As I feared, the Bradley higher education report undermines its voucher proposal by failing to fix the price signals.
Indeed, it is worse than not deregulating fees, bad as that is. The Bradley committee haven’t even given any serious attention to how public funding could help make a voucher system work. Universities aren’t going to rush to enrol additional students under a voucher scheme if the price isn’t right. Indeed, if the price is wrong their response might be the opposite one: to use the lifting of regulation to shed uneconomic students.
The one study we have on university expenses relative to income for Commonwealth-supported places suggests that in half the disciplines they looked at universities lost money. This study has (acknowledged) data problems, but that finding is consistent with the observed behaviour of universities in trying to cut costs and recruit profitable fee-paying students. And a few of the disciplines in question did get some extra funding in the 2007-08 Budget.
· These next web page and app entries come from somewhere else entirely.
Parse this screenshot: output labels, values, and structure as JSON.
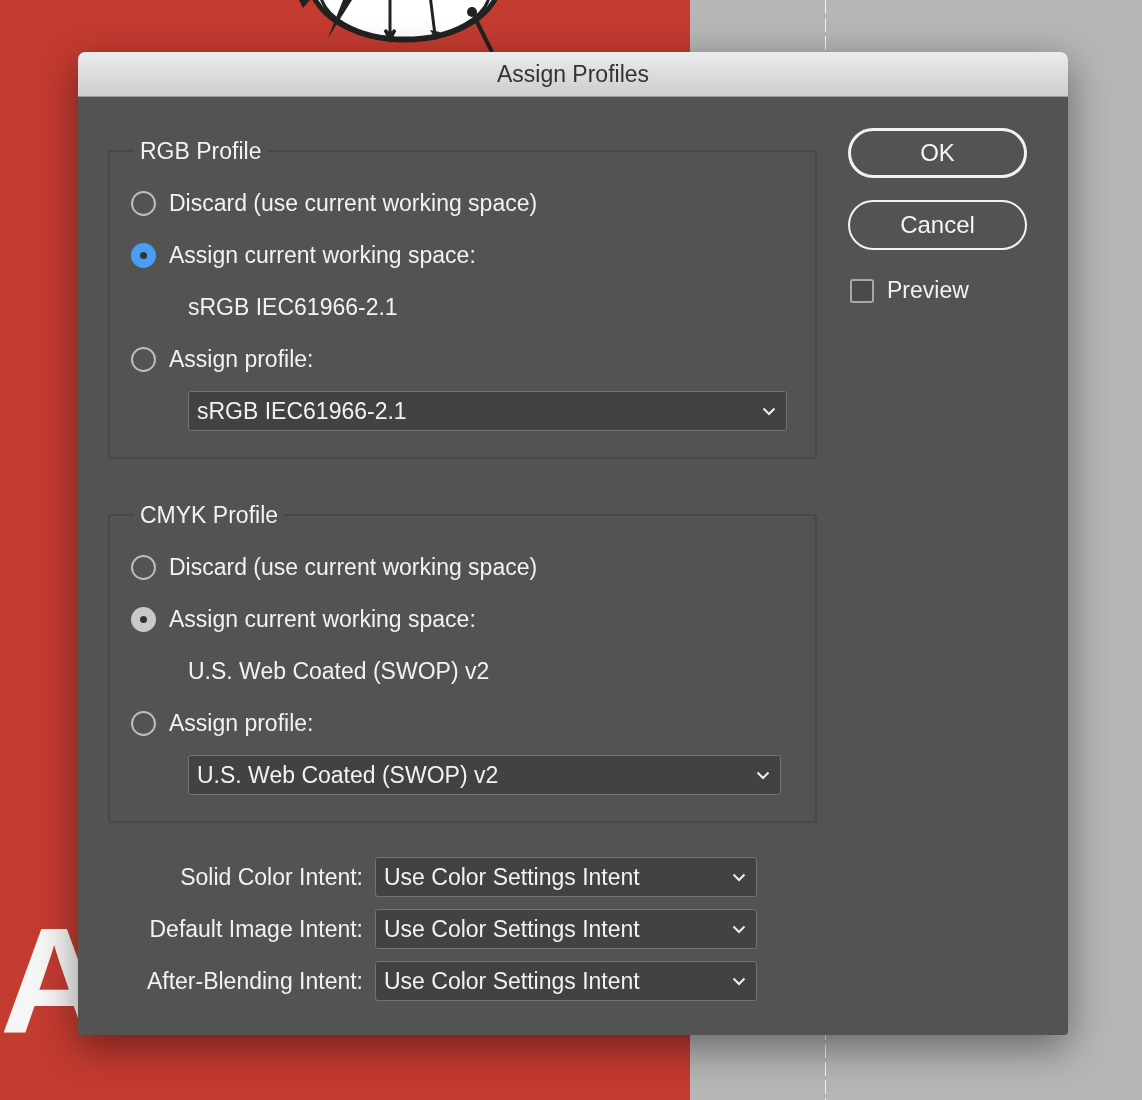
{
  "document": {
    "headline": "A"
  },
  "window": {
    "title": "Assign Profiles"
  },
  "groups": [
    {
      "title": "RGB Profile",
      "options": [
        {
          "kind": "radio",
          "label": "Discard (use current working space)",
          "selected": false
        },
        {
          "kind": "radio",
          "label": "Assign current working space:",
          "selected": true,
          "color": "#4a9df3"
        },
        {
          "kind": "note",
          "label": "sRGB IEC61966-2.1"
        },
        {
          "kind": "radio",
          "label": "Assign profile:",
          "selected": false
        },
        {
          "kind": "select",
          "value": "sRGB IEC61966-2.1"
        }
      ]
    },
    {
      "title": "CMYK Profile",
      "options": [
        {
          "kind": "radio",
          "label": "Discard (use current working space)",
          "selected": false
        },
        {
          "kind": "radio",
          "label": "Assign current working space:",
          "selected": true,
          "color": "#c9c9c9"
        },
        {
          "kind": "note",
          "label": "U.S. Web Coated (SWOP) v2"
        },
        {
          "kind": "radio",
          "label": "Assign profile:",
          "selected": false
        },
        {
          "kind": "select",
          "value": "U.S. Web Coated (SWOP) v2"
        }
      ]
    }
  ],
  "intents": [
    {
      "label": "Solid Color Intent:",
      "value": "Use Color Settings Intent"
    },
    {
      "label": "Default Image Intent:",
      "value": "Use Color Settings Intent"
    },
    {
      "label": "After-Blending Intent:",
      "value": "Use Color Settings Intent"
    }
  ],
  "buttons": [
    {
      "label": "OK",
      "default": true
    },
    {
      "label": "Cancel",
      "default": false
    }
  ],
  "preview": {
    "label": "Preview",
    "checked": false
  }
}
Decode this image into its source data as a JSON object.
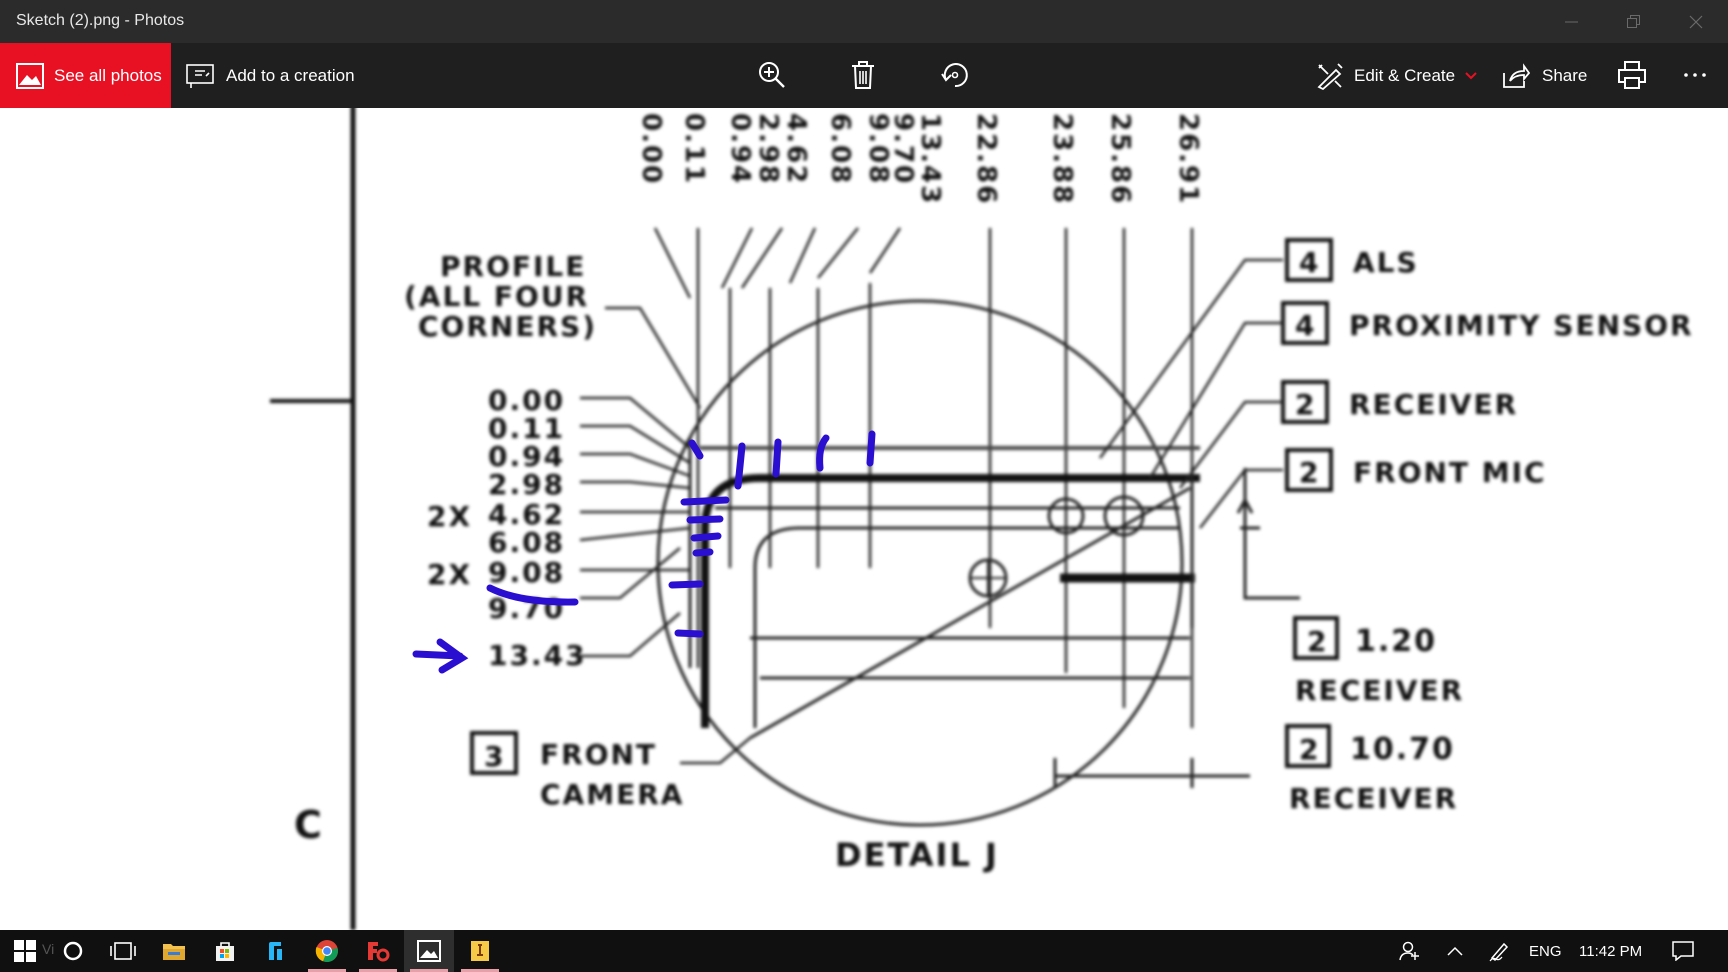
{
  "window": {
    "title": "Sketch (2).png - Photos"
  },
  "toolbar": {
    "see_all_photos": "See all photos",
    "add_to_creation": "Add to a creation",
    "zoom_icon": "zoom-in-icon",
    "delete_icon": "trash-icon",
    "rotate_icon": "rotate-icon",
    "edit_create": "Edit & Create",
    "share": "Share",
    "print_icon": "print-icon",
    "more_icon": "ellipsis-icon"
  },
  "drawing": {
    "top_labels": [
      "0.00",
      "0.11",
      "0.94",
      "2.98",
      "4.62",
      "6.08",
      "9.08",
      "9.70",
      "13.43",
      "22.86",
      "23.88",
      "25.86",
      "26.91"
    ],
    "profile_label_1": "PROFILE",
    "profile_label_2": "(ALL FOUR",
    "profile_label_3": "CORNERS)",
    "left_values": [
      "0.00",
      "0.11",
      "0.94",
      "2.98",
      "4.62",
      "6.08",
      "9.08",
      "9.70",
      "13.43"
    ],
    "twox_a": "2X",
    "twox_b": "2X",
    "callouts": [
      {
        "qty": "4",
        "label": "ALS"
      },
      {
        "qty": "4",
        "label": "PROXIMITY SENSOR"
      },
      {
        "qty": "2",
        "label": "RECEIVER"
      },
      {
        "qty": "2",
        "label": "FRONT MIC"
      }
    ],
    "dim_1": {
      "qty": "2",
      "value": "1.20",
      "label": "RECEIVER"
    },
    "dim_2": {
      "qty": "2",
      "value": "10.70",
      "label": "RECEIVER"
    },
    "front_camera": {
      "qty": "3",
      "line1": "FRONT",
      "line2": "CAMERA"
    },
    "detail_label": "DETAIL J",
    "zone_letter": "C",
    "ink_color": "#2a0fd0"
  },
  "taskbar": {
    "search_ghost": "Vi",
    "language": "ENG",
    "time": "11:42 PM",
    "apps": [
      "windows-start-icon",
      "cortana-icon",
      "task-view-icon",
      "file-explorer-icon",
      "store-icon",
      "app-icon",
      "chrome-icon",
      "foxit-icon",
      "photos-icon",
      "app-yellow-icon"
    ]
  }
}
However, it suggests that an economically rational university would not be rushing to take extra students across a wide range of fields of study.
Continue reading “The price is wrong”